Stein believes it is important that Wayland is in the “top tier” for school rankings such as the rankings done by Boston Magazine which ranked Wayland Public Schools fourth in the Greater Boston Area last year, but he does not pay attention to them beyond that.

“I pay attention, to a degree, of course I do…I do not pay attention to whether we are number four or number six and some people do,” Stein said. “This is for a couple of reasons. The criteria by which these magazines decide may not be what we are valuing the highest. One magazine might focus, you have so many students taking AP courses, that’s how they differentiate. Another group may be looking at what kind of electives we have in the arts. That number isn’t telling you much, except you want to be in that top tier. You don’t want to be at 274, and that’s what I pay attention to. We’re always in the top tier, and that’s just a sign of the good work that everybody does and the support of the community, giving the school system the resources to make it happen.”

This is Stein’s fifth year as superintendent. Prior to working in Wayland, Stein worked in Newton as Deputy Superintendent, Assistant Superintendent for Human Resources and as a middle school principal. Before working in Newton, he was an assistant principal at a middle school in Needham. He also has been a middle and high school math teacher and the director of an alternative special needs high school in Somerville.

“That cumulative experience [from working in different areas of education] is the kind of thing you need to have when you are superintendent, because you’re in charge of it all eventually and people count on you to have the resources to tap into when problems arise or when they want to work together to move the district in a certain direction,” Stein said.

Stein has a bachelor’s degree in mathematics education from Cornell University (1975), a master’s degree in education from Harvard University (1977), a master’s degree in special education from Lesley University (1982) and a doctorate in education from Boston University (1988).

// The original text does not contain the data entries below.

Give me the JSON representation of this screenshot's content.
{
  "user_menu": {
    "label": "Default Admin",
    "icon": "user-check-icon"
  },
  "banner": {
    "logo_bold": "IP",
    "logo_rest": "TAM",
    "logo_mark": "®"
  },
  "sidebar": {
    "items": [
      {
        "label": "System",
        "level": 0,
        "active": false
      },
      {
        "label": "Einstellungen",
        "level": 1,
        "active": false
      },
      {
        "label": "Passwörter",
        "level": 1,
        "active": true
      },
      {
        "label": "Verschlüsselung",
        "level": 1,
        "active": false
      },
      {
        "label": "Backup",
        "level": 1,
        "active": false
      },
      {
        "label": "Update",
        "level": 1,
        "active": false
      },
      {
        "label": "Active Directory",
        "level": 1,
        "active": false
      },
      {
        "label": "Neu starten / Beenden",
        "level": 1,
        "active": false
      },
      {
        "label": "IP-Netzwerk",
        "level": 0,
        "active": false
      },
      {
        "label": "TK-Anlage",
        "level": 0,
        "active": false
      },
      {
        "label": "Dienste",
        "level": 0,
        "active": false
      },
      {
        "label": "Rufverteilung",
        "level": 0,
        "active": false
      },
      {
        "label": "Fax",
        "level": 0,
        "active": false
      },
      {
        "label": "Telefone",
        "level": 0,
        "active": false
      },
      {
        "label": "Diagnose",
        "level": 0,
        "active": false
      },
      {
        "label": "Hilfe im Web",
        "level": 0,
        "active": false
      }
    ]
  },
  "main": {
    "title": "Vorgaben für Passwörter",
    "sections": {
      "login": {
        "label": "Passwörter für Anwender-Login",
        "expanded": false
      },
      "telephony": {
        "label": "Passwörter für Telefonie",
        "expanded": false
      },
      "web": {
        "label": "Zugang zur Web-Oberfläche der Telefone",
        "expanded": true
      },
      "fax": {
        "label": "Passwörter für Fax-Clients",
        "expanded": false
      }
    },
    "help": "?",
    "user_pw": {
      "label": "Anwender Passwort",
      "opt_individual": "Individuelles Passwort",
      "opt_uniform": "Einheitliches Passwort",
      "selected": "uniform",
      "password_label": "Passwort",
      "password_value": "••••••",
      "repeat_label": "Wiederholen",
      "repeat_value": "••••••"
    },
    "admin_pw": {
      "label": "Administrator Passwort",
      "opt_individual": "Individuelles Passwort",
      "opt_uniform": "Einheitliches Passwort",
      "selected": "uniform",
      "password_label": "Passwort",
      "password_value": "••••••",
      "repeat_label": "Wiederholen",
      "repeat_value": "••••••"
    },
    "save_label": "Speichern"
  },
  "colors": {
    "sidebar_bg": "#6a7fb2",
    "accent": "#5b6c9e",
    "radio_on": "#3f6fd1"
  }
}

Stein was inspired to become a teacher after studying mathematics at Cornell University and feeling that he wanted more interpersonal interaction. He then decided to switch from being a “theoretical” mathematics major to a mathematics education major. He was also inspired by the political activism of the time period.

“I would say that there was a lot of political activism at the time, which held education as a field that would change the world and make it a better place, so that had an appeal for me from a political perspective,” Stein said.

According to Stein, education has changed since he became a teacher. These changes include an increase in the use of technology, more project based learning and changes in the philosophy of teaching.

“When I started teaching, there was more of an attitude of, you teach and if the kids get it, fine; you test them but if they don’t, they just get a bad grade and you move on,” Stein said. “Now there is more of an attitude of, if students aren’t learning, it becomes your responsibility to figure out what you’re doing wrong and how are you going to teach it better until the kids do get it.”

Stein has several goals for the school system in the next few years. He hopes to promote health and wellness and has started to work toward this goal with curriculum revisions and new courses at the high school. A new K-12 health and wellness coordinator has also been added to the school budget. His other goals include having effective use of technology taught in the schools, improving the early childhood transition to kindergarten and reducing the achievement gap.

“That’s looking at the gap between some students, whose achievement, often as a group, sometimes students of color, sometimes it’s socioeconomics, sometimes it’s English-speaking background,” Stein said. “If there is a gap there, we should be looking at it to see if there are things we should do to have a more culturally proficient approach to teaching so that all kids are learning and there is no gap.”

“The big picture here is that my job is to help create a vision that everybody in the school system can essentially get behind,” Stein said. “One in which we’re furthering the educational needs of the students and the desires of the community.”